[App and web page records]
..............................

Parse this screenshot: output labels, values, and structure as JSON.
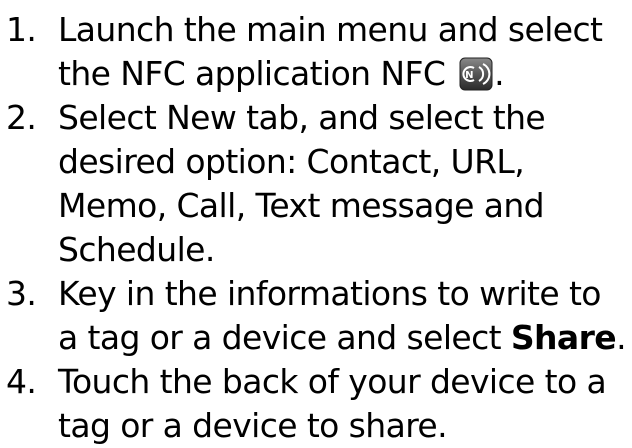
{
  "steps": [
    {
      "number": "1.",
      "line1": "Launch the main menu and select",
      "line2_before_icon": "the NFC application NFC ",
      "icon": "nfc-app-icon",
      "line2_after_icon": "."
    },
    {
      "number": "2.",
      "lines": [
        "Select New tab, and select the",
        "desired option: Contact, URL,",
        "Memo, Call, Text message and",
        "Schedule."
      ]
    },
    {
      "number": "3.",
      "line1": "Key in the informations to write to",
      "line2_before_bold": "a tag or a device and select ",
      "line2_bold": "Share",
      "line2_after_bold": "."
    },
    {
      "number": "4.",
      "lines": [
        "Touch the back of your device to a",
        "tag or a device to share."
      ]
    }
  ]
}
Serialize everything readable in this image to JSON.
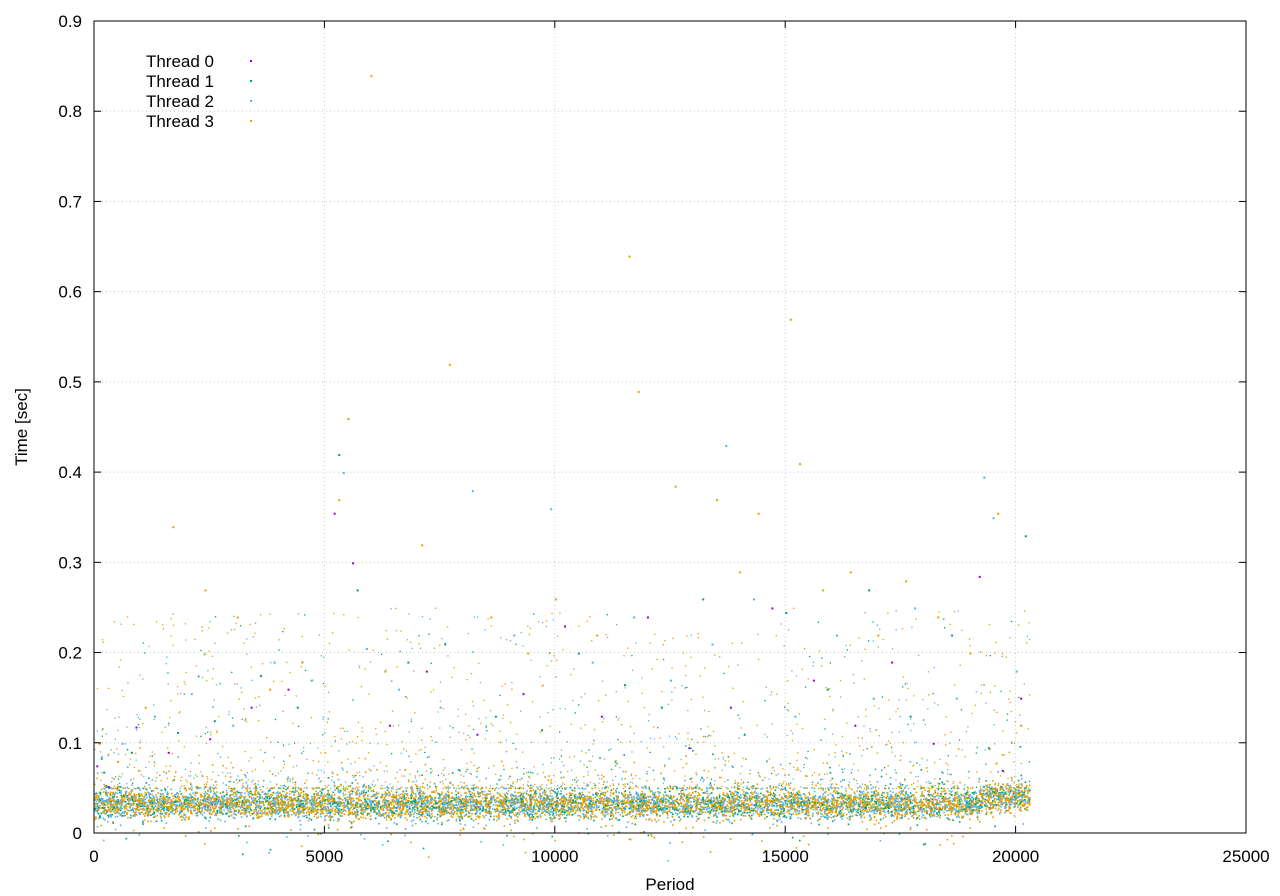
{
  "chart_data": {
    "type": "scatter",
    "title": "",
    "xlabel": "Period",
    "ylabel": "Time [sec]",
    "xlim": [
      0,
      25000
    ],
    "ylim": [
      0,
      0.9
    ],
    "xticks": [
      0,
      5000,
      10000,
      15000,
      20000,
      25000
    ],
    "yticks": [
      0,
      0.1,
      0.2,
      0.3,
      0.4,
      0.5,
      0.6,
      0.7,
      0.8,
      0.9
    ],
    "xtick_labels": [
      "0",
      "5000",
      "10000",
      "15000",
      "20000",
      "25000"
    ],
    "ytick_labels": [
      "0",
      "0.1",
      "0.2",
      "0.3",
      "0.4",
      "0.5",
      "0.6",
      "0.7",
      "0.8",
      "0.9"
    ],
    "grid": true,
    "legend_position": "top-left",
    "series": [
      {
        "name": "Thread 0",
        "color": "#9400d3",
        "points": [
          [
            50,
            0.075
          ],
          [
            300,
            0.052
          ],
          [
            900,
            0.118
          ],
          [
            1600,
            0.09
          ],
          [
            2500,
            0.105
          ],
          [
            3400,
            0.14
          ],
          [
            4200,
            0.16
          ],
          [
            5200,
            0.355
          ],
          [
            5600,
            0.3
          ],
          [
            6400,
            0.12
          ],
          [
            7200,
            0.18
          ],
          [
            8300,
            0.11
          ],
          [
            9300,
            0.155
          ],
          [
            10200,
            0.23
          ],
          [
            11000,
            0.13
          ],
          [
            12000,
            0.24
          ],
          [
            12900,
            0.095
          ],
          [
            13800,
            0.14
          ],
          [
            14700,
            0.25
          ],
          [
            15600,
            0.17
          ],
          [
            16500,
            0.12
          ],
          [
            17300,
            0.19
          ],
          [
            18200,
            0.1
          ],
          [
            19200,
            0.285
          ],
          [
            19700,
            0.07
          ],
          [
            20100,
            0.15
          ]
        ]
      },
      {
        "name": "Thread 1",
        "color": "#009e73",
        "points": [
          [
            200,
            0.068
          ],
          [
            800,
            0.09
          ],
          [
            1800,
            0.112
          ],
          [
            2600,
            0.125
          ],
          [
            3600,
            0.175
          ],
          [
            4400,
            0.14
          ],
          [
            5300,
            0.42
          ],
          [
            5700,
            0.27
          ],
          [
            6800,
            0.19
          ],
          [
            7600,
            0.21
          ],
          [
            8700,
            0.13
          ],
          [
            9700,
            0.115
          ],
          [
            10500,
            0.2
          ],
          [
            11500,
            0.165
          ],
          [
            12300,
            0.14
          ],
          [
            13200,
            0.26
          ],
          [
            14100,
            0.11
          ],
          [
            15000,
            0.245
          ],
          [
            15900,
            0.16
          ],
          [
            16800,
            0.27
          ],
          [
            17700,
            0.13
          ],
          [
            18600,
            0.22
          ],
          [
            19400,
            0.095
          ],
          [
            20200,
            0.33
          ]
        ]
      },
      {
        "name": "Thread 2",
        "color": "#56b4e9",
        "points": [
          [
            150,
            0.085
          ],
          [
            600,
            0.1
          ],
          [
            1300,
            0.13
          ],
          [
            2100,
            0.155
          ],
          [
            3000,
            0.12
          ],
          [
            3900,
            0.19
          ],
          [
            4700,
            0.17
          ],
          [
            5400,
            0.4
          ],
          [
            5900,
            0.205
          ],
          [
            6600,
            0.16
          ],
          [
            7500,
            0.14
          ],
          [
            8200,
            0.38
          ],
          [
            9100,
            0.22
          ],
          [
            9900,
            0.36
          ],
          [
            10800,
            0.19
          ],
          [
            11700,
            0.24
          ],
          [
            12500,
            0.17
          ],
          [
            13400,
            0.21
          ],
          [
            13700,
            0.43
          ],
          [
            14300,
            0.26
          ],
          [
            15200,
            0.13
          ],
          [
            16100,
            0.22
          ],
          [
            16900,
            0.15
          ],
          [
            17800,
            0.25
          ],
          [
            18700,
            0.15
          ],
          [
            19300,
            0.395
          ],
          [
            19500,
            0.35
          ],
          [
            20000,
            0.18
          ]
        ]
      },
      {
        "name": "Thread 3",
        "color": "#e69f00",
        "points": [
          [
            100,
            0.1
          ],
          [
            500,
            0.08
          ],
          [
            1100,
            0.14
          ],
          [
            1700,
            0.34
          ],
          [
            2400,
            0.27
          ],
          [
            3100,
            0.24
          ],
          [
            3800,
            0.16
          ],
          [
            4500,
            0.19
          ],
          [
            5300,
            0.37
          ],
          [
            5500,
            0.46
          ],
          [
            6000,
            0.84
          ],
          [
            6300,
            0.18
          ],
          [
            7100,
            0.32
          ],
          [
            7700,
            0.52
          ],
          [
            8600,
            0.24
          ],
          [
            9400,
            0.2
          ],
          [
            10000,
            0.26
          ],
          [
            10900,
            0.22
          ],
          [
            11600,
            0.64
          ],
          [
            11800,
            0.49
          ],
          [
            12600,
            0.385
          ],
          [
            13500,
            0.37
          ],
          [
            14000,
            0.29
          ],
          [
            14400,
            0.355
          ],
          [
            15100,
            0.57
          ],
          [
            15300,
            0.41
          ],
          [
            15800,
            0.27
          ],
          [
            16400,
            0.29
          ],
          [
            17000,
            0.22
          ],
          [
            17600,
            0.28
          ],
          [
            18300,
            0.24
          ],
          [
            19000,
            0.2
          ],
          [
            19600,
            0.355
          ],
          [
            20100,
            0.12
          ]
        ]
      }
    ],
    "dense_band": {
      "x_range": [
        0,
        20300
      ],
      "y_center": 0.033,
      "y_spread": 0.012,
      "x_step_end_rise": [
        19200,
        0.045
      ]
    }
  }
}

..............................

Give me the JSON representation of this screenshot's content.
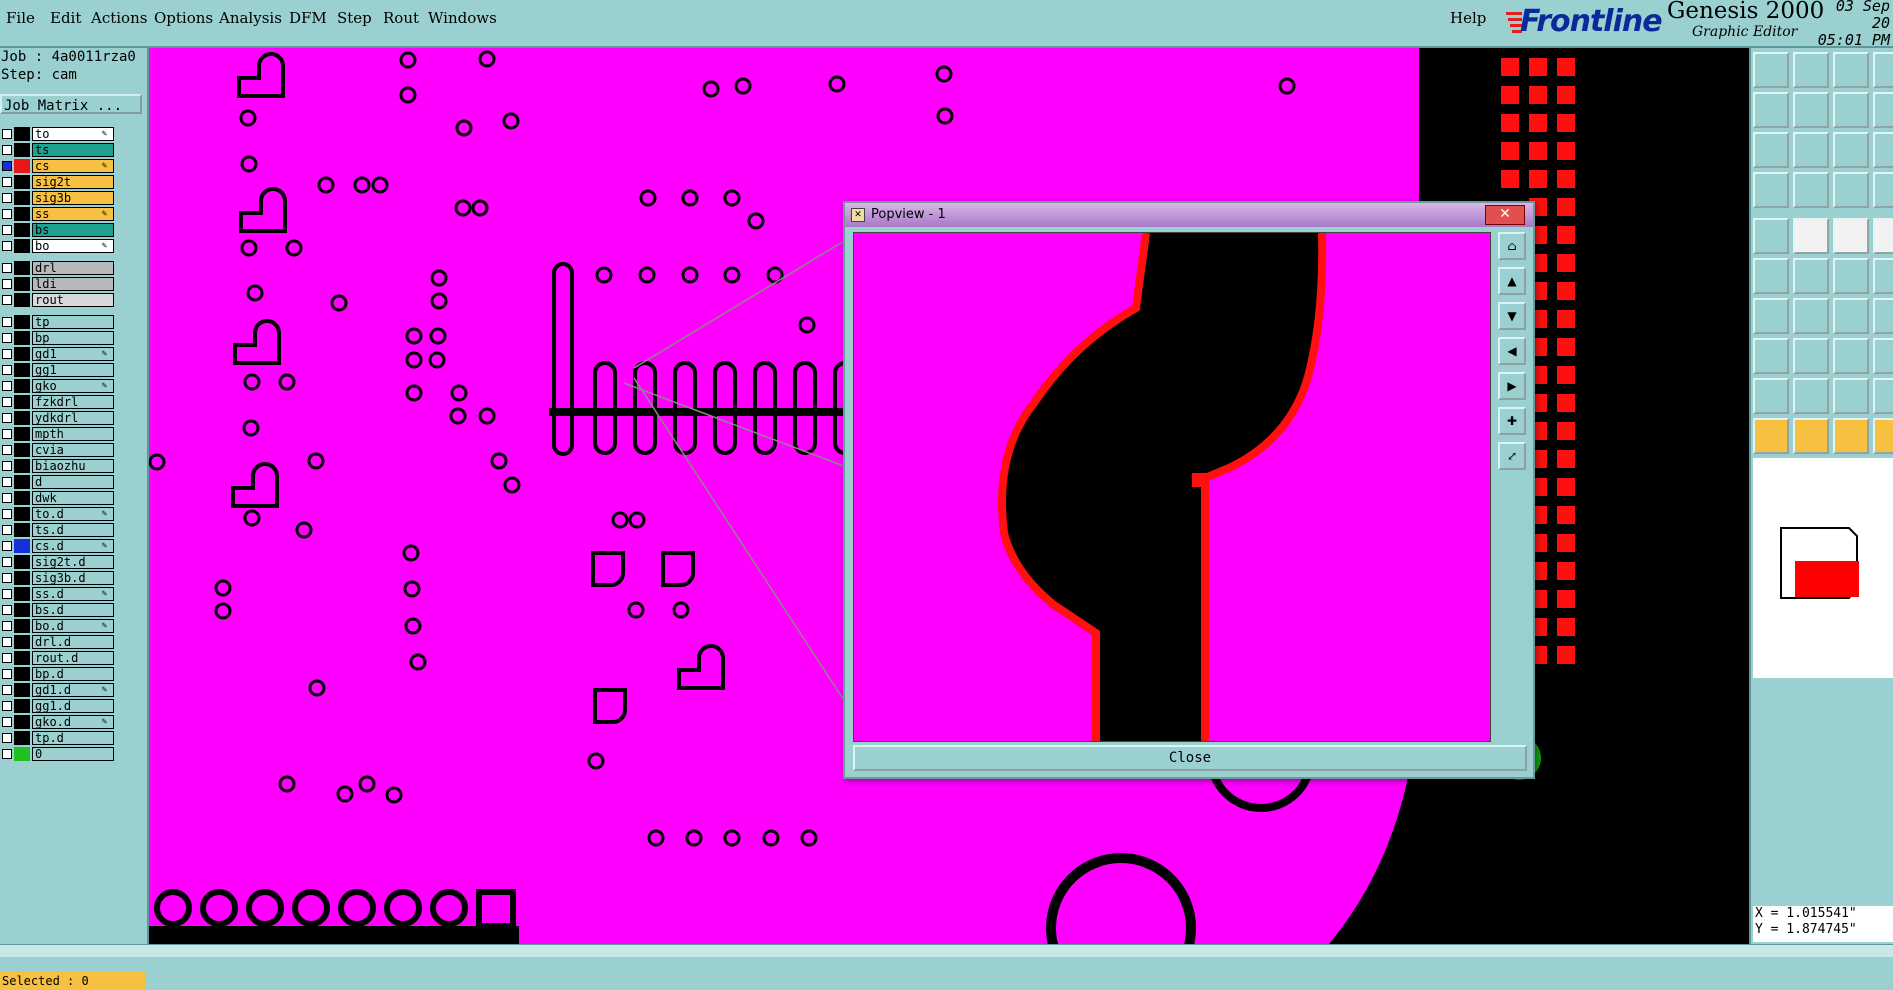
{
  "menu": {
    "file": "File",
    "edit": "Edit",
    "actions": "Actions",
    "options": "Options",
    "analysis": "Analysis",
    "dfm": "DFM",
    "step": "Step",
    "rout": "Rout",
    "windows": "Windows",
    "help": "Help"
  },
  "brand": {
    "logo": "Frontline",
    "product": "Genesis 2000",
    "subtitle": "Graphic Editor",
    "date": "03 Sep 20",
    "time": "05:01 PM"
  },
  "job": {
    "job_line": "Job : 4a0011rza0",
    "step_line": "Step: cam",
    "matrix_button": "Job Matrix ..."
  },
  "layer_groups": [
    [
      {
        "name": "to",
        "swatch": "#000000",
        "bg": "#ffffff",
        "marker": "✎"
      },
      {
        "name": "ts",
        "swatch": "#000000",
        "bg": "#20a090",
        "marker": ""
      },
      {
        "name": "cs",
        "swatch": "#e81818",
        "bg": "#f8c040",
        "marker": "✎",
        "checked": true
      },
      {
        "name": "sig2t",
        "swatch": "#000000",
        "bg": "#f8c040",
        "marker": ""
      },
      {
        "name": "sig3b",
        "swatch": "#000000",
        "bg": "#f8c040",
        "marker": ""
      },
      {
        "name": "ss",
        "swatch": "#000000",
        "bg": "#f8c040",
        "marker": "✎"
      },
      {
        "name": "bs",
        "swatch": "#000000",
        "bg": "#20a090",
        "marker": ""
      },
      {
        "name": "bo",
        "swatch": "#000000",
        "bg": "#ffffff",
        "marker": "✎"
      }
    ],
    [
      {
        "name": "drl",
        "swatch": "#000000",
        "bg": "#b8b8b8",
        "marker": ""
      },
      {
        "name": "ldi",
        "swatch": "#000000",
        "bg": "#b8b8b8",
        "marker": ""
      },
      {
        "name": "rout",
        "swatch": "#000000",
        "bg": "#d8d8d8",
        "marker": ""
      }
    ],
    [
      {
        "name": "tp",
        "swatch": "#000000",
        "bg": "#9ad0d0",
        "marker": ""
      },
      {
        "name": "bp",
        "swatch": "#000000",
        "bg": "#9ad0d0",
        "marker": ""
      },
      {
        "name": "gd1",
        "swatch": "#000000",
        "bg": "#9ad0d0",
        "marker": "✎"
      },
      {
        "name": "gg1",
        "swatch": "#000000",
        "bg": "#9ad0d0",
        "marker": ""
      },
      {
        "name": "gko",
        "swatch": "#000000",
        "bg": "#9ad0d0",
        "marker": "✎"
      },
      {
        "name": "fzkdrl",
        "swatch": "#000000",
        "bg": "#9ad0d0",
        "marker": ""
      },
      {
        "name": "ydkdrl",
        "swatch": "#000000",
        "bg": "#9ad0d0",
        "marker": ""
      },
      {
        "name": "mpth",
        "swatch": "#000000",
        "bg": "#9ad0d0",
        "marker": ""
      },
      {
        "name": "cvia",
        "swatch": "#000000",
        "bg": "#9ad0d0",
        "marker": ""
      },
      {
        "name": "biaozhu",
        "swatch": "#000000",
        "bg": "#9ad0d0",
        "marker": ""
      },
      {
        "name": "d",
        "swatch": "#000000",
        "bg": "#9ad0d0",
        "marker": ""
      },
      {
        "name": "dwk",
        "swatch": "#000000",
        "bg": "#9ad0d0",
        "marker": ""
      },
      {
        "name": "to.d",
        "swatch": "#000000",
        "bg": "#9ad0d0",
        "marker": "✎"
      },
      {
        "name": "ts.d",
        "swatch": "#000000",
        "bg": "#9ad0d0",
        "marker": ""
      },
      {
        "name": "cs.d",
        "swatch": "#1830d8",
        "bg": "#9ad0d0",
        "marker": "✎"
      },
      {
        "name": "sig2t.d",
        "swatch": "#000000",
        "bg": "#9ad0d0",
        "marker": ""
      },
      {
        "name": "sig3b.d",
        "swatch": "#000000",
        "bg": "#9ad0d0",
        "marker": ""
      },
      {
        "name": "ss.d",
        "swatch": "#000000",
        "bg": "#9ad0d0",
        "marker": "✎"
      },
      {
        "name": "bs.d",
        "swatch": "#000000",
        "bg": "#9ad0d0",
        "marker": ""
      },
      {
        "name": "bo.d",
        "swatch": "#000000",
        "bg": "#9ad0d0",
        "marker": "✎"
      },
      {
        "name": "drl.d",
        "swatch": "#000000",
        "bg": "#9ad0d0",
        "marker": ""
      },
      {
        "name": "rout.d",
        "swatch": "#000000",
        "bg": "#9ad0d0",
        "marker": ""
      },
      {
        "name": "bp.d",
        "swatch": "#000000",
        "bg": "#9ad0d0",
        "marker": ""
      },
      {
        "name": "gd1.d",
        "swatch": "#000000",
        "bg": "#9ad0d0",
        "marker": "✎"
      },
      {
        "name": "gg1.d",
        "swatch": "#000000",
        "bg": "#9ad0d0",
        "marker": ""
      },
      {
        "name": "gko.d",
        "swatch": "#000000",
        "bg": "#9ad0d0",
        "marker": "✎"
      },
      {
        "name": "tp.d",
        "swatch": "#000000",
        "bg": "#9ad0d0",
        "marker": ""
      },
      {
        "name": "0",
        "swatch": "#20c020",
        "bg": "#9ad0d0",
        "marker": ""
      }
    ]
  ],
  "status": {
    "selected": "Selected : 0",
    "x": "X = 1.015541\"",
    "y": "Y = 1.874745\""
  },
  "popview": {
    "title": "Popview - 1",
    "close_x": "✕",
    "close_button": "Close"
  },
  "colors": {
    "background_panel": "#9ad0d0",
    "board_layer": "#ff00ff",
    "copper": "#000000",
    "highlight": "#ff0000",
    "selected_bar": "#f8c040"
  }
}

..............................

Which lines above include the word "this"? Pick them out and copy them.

** EXPECTED OUTPUT **
Parse this screenshot: output labels, values, and structure as JSON.
Serialize everything readable in this image to JSON.
Give me the JSON representation of this screenshot's content.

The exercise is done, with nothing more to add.